◆ **WHAT THE EXERCISE ASKS**:
Could you copy exactly the line that contains "Serialize everything readable" and every line after it to the end of the records, and nothing more?

◆ **RECORDS TO PROCESS**:
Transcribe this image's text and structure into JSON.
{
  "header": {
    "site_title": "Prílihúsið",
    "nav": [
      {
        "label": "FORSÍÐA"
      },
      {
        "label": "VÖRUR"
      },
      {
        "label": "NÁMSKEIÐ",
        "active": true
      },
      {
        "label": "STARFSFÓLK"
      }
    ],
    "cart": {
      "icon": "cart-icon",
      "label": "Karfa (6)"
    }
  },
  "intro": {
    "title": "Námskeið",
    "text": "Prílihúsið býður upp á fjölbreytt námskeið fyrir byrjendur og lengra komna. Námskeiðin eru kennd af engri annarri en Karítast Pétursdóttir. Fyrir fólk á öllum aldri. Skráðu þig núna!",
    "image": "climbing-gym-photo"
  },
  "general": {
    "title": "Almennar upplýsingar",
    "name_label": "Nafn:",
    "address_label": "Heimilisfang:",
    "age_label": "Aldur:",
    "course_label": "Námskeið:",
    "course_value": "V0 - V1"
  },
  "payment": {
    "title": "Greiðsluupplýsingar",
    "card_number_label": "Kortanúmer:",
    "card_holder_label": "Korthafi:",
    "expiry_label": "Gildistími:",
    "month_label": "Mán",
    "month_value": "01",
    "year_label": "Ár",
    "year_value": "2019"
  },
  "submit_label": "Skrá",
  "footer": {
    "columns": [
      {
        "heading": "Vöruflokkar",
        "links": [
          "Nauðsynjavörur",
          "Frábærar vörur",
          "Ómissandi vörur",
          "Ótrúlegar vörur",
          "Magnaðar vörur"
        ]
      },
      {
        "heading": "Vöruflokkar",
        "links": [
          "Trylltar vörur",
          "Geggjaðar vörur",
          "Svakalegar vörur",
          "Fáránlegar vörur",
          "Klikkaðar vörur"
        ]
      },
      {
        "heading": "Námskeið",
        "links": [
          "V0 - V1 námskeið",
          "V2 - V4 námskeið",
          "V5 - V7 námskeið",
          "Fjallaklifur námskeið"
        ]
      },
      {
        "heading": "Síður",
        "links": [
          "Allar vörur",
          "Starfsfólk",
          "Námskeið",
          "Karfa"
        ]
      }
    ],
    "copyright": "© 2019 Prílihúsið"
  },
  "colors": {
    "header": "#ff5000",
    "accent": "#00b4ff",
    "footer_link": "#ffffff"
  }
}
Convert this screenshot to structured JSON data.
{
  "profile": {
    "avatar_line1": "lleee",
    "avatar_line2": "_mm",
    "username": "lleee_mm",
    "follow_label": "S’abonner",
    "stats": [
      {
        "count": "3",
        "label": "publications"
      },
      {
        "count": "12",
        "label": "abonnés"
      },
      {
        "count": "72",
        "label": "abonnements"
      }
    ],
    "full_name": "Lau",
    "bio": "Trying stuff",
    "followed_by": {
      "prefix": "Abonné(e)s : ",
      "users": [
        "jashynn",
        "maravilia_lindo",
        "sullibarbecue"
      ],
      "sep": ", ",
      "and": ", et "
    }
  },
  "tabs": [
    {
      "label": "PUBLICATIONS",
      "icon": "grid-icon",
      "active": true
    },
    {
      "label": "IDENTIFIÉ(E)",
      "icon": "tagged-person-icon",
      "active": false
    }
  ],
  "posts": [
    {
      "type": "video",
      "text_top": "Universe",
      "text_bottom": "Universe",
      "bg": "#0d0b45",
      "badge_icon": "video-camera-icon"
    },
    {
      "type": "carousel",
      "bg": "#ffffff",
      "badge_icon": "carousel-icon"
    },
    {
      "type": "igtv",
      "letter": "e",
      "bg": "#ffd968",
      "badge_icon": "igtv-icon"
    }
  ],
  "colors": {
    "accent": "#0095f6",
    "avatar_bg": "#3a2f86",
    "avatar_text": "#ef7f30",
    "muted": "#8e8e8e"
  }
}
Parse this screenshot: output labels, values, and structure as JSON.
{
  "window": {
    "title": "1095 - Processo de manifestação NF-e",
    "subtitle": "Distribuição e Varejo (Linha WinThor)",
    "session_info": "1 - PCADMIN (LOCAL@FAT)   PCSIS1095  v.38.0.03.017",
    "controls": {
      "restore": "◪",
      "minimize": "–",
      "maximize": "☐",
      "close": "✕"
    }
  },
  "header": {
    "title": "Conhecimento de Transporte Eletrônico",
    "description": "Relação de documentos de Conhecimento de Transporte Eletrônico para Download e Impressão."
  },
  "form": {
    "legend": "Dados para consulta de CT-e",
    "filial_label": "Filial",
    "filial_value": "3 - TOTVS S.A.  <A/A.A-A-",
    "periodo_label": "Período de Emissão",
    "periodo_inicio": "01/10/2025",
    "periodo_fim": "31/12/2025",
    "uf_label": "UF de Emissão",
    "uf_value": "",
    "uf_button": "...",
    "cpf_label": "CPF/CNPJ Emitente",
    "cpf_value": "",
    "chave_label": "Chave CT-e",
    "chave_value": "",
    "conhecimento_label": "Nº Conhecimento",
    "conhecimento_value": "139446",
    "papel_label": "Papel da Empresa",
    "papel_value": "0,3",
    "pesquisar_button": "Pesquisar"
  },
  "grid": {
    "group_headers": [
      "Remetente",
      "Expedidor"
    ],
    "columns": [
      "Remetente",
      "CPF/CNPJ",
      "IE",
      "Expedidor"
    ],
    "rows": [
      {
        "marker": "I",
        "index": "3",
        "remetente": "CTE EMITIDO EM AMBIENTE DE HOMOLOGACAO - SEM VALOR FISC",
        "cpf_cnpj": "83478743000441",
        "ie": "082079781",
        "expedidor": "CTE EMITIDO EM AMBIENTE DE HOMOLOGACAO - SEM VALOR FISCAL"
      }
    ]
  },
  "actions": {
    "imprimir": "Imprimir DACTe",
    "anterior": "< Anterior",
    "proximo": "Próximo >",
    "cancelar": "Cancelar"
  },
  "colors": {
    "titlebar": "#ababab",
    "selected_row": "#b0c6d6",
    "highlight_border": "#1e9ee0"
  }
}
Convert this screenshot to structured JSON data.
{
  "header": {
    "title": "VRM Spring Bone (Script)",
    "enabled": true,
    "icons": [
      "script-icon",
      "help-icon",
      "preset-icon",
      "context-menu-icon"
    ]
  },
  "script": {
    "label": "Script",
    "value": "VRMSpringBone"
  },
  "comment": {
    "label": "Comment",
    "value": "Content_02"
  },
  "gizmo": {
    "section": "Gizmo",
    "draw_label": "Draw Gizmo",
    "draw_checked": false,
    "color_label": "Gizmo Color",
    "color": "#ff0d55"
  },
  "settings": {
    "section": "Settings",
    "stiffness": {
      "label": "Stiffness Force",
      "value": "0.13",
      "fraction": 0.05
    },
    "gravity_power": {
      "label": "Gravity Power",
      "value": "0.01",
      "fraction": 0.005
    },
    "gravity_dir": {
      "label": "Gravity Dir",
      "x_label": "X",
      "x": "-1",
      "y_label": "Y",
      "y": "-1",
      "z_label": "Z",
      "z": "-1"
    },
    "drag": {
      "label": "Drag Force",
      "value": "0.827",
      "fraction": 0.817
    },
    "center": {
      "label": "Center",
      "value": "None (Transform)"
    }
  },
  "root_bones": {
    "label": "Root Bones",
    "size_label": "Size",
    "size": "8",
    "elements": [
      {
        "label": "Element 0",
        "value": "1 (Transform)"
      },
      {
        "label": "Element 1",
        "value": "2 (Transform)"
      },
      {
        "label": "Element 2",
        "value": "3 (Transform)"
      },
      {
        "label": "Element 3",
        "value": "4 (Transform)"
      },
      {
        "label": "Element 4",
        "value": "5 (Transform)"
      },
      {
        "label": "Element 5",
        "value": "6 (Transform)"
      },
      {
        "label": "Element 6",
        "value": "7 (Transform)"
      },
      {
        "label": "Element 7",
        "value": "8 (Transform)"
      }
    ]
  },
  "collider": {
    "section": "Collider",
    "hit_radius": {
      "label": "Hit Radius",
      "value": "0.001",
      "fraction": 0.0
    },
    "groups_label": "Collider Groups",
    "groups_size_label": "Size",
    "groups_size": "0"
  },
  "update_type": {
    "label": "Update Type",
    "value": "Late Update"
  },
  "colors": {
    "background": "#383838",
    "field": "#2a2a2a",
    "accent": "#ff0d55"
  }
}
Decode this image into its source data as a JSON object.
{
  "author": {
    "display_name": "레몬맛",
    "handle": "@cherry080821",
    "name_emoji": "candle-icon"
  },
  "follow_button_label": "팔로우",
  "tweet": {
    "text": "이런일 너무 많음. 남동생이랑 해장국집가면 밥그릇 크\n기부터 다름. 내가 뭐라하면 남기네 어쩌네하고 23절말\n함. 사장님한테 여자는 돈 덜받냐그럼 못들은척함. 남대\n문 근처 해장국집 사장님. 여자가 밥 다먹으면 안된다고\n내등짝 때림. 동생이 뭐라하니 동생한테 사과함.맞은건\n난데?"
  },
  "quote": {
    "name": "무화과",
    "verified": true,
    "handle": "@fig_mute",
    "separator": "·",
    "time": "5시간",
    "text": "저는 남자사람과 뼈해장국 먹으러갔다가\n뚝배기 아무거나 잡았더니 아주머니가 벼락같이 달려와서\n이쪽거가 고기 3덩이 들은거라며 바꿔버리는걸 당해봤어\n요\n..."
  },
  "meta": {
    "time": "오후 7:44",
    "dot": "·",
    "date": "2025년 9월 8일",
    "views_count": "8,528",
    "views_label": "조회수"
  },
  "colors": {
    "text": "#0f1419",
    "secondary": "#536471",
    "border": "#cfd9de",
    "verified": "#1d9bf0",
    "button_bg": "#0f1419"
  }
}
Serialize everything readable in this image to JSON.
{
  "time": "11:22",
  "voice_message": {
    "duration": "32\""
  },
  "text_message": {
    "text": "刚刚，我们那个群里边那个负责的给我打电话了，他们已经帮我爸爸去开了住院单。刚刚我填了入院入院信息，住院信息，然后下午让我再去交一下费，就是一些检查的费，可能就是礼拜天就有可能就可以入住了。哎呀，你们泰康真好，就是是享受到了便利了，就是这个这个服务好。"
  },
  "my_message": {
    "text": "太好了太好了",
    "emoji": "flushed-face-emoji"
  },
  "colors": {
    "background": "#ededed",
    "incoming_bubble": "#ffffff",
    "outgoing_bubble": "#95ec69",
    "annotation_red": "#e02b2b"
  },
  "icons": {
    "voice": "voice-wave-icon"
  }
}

◆ **RESULT FOR THIS EXERCISE**:
Serialize everything readable in this image to JSON.
{
  "time": "11:22",
  "voice_message": {
    "duration": "32\""
  },
  "text_message": {
    "text": "刚刚，我们那个群里边那个负责的给我打电话了，他们已经帮我爸爸去开了住院单。刚刚我填了入院入院信息，住院信息，然后下午让我再去交一下费，就是一些检查的费，可能就是礼拜天就有可能就可以入住了。哎呀，你们泰康真好，就是是享受到了便利了，就是这个这个服务好。"
  },
  "my_message": {
    "text": "太好了太好了",
    "emoji": "flushed-face-emoji"
  },
  "colors": {
    "background": "#ededed",
    "incoming_bubble": "#ffffff",
    "outgoing_bubble": "#95ec69",
    "annotation_red": "#e02b2b"
  },
  "icons": {
    "voice": "voice-wave-icon"
  }
}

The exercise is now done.